Print out each entry below exactly; do not carry over any image.

=== Provided records ===

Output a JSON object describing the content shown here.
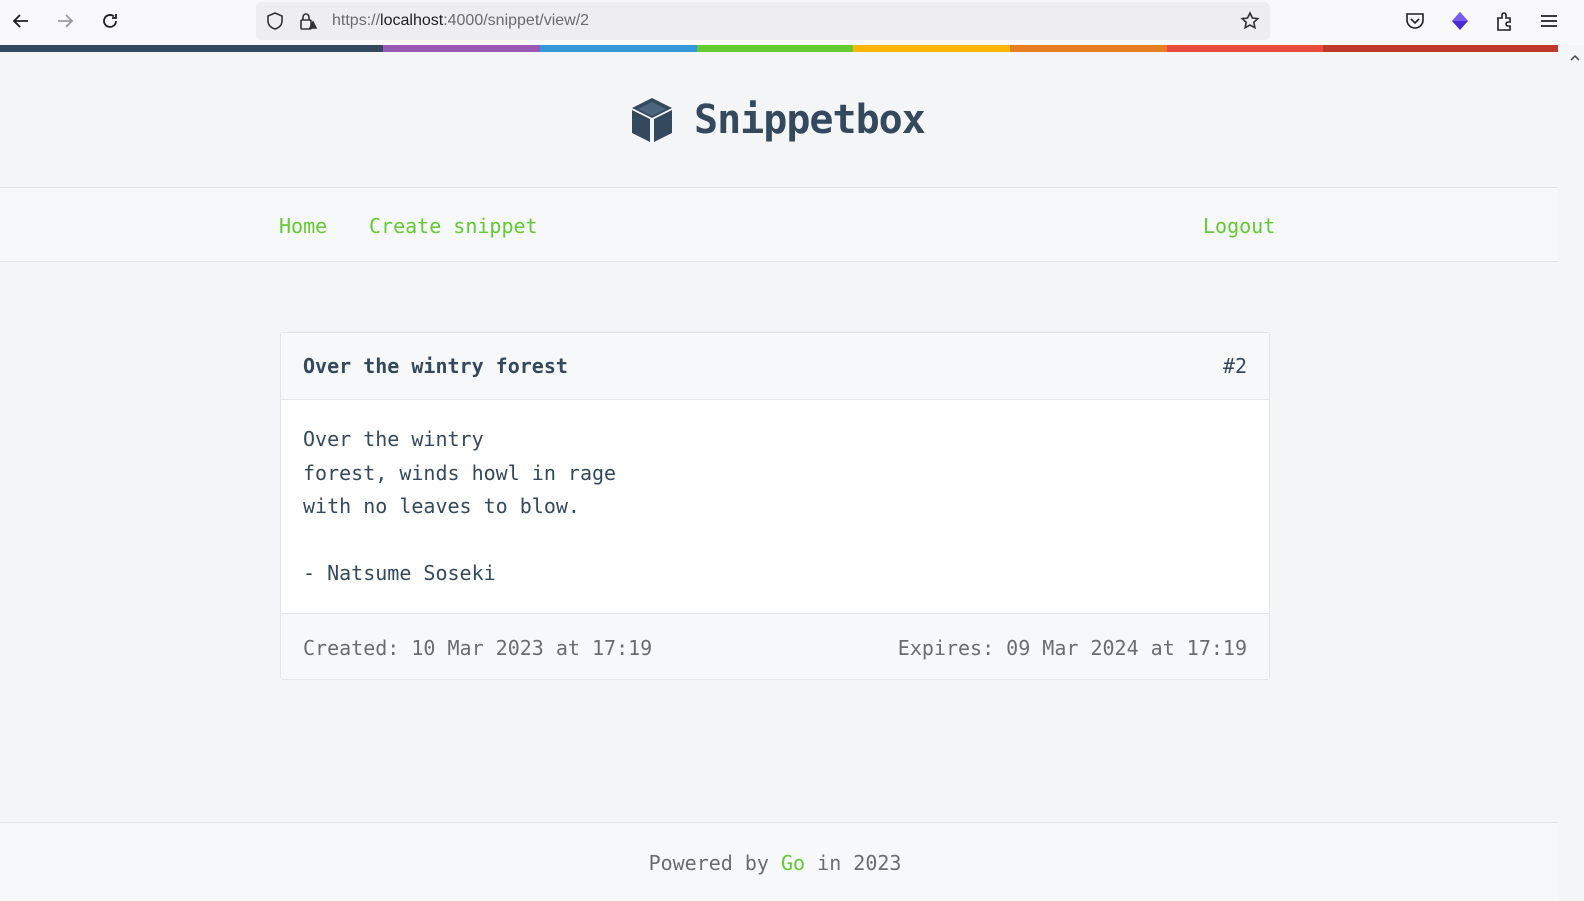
{
  "browser": {
    "url_scheme": "https://",
    "url_host": "localhost",
    "url_path": ":4000/snippet/view/2"
  },
  "stripe_colors": [
    "#34495e",
    "#9b59b6",
    "#3498db",
    "#62cb31",
    "#ffb606",
    "#e67e22",
    "#e74c3c",
    "#c0392b"
  ],
  "header": {
    "title": "Snippetbox"
  },
  "nav": {
    "home": "Home",
    "create": "Create snippet",
    "logout": "Logout"
  },
  "snippet": {
    "title": "Over the wintry forest",
    "id": "#2",
    "content": "Over the wintry\nforest, winds howl in rage\nwith no leaves to blow.\n\n- Natsume Soseki",
    "created": "Created: 10 Mar 2023 at 17:19",
    "expires": "Expires: 09 Mar 2024 at 17:19"
  },
  "footer": {
    "prefix": "Powered by ",
    "link": "Go",
    "suffix": " in 2023"
  },
  "colors": {
    "accent": "#62cb31",
    "text": "#34495e"
  }
}
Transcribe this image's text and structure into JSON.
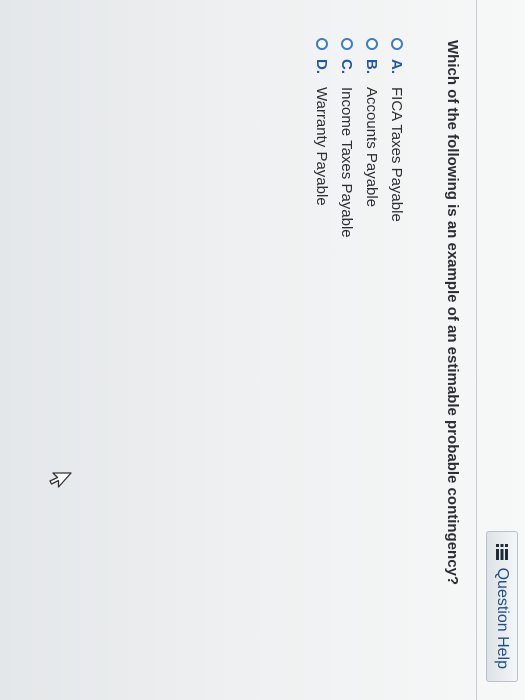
{
  "help": {
    "label": "Question Help",
    "icon": "list-icon"
  },
  "question": {
    "text": "Which of the following is an example of an estimable probable contingency?"
  },
  "options": [
    {
      "letter": "A.",
      "text": "FICA Taxes Payable"
    },
    {
      "letter": "B.",
      "text": "Accounts Payable"
    },
    {
      "letter": "C.",
      "text": "Income Taxes Payable"
    },
    {
      "letter": "D.",
      "text": "Warranty Payable"
    }
  ],
  "colors": {
    "accent": "#3d7ad1",
    "link": "#1f4f8a",
    "text": "#2b2f33"
  },
  "cursor": {
    "icon": "mouse-pointer-icon"
  }
}
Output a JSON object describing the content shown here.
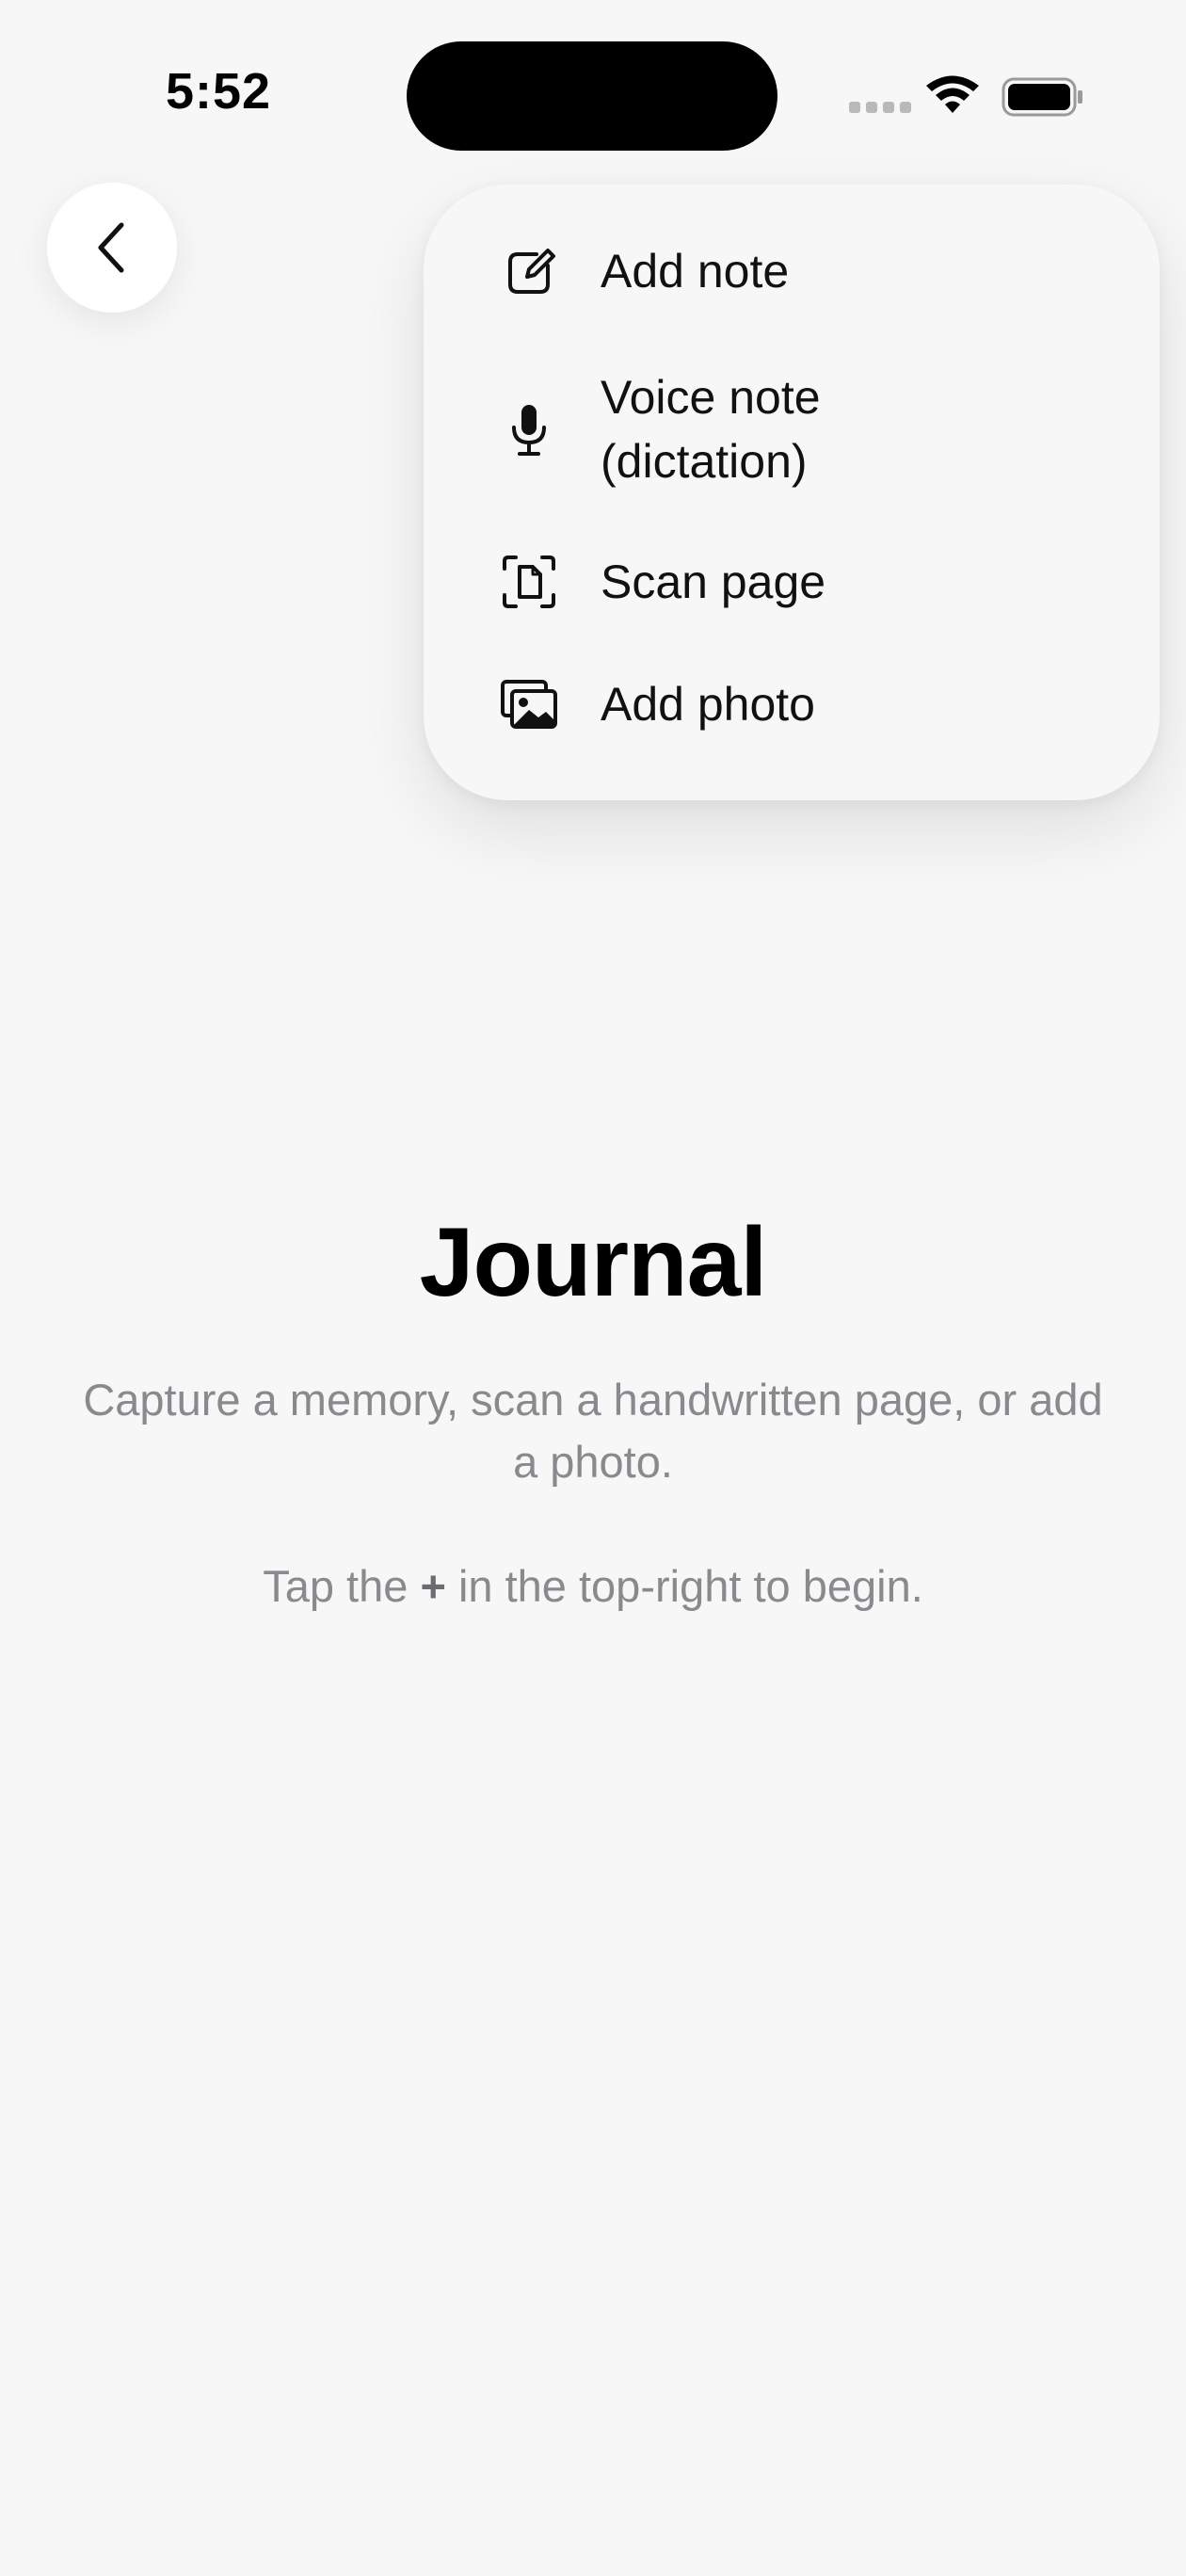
{
  "status_bar": {
    "time": "5:52",
    "icons": [
      "signal-dots-icon",
      "wifi-icon",
      "battery-icon"
    ]
  },
  "nav": {
    "back_icon": "chevron-left-icon"
  },
  "menu": {
    "items": [
      {
        "label": "Add note",
        "icon": "square-pencil-icon"
      },
      {
        "label": "Voice note\n(dictation)",
        "icon": "microphone-icon"
      },
      {
        "label": "Scan page",
        "icon": "document-scan-icon"
      },
      {
        "label": "Add photo",
        "icon": "photos-icon"
      }
    ]
  },
  "content": {
    "title": "Journal",
    "subtitle": "Capture a memory, scan a handwritten page, or add a photo.",
    "hint_before": "Tap the ",
    "hint_plus": "+",
    "hint_after": " in the top-right to begin."
  },
  "colors": {
    "background": "#f7f7f7",
    "secondary_text": "#8a8a8e",
    "primary_text": "#000000"
  }
}
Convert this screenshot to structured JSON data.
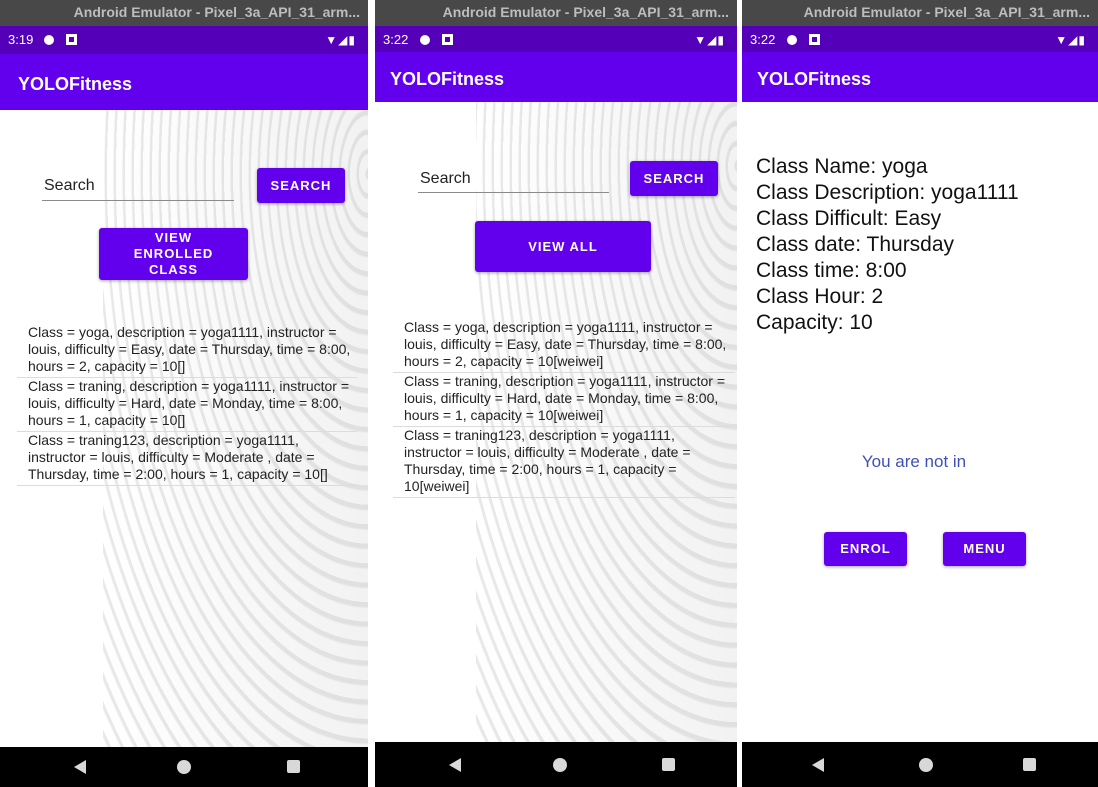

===

**Completed exercise**:
Output a JSON object describing the content shown here.
{
  "browser": {
    "url_scheme": "https://",
    "url_host": "localhost",
    "url_path": ":4000/snippet/view/2"
  },
  "stripe_colors": [
    "#34495e",
    "#9b59b6",
    "#3498db",
    "#62cb31",
    "#ffb606",
    "#e67e22",
    "#e74c3c",
    "#c0392b"
  ],
  "header": {
    "title": "Snippetbox"
  },
  "nav": {
    "home": "Home",
    "create": "Create snippet",
    "logout": "Logout"
  },
  "snippet": {
    "title": "Over the wintry forest",
    "id": "#2",
    "content": "Over the wintry\nforest, winds howl in rage\nwith no leaves to blow.\n\n- Natsume Soseki",
    "created": "Created: 10 Mar 2023 at 17:19",
    "expires": "Expires: 09 Mar 2024 at 17:19"
  },
  "footer": {
    "prefix": "Powered by ",
    "link": "Go",
    "suffix": " in 2023"
  },
  "colors": {
    "accent": "#62cb31",
    "text": "#34495e"
  }
}
Transcribe this image's text and structure into JSON.
{
  "help": {
    "label": "Question Help",
    "icon": "list-icon"
  },
  "question": {
    "text": "Which of the following is an example of an estimable probable contingency?"
  },
  "options": [
    {
      "letter": "A.",
      "text": "FICA Taxes Payable"
    },
    {
      "letter": "B.",
      "text": "Accounts Payable"
    },
    {
      "letter": "C.",
      "text": "Income Taxes Payable"
    },
    {
      "letter": "D.",
      "text": "Warranty Payable"
    }
  ],
  "colors": {
    "accent": "#3d7ad1",
    "link": "#1f4f8a",
    "text": "#2b2f33"
  },
  "cursor": {
    "icon": "mouse-pointer-icon"
  }
}
Output a JSON object describing the content shown here.
{
  "status_bar": {
    "time": "5:52",
    "icons": [
      "signal-dots-icon",
      "wifi-icon",
      "battery-icon"
    ]
  },
  "nav": {
    "back_icon": "chevron-left-icon"
  },
  "menu": {
    "items": [
      {
        "label": "Add note",
        "icon": "square-pencil-icon"
      },
      {
        "label": "Voice note\n(dictation)",
        "icon": "microphone-icon"
      },
      {
        "label": "Scan page",
        "icon": "document-scan-icon"
      },
      {
        "label": "Add photo",
        "icon": "photos-icon"
      }
    ]
  },
  "content": {
    "title": "Journal",
    "subtitle": "Capture a memory, scan a handwritten page, or add a photo.",
    "hint_before": "Tap the ",
    "hint_plus": "+",
    "hint_after": " in the top-right to begin."
  },
  "colors": {
    "background": "#f7f7f7",
    "secondary_text": "#8a8a8e",
    "primary_text": "#000000"
  }
}
Convert this screenshot to structured JSON data.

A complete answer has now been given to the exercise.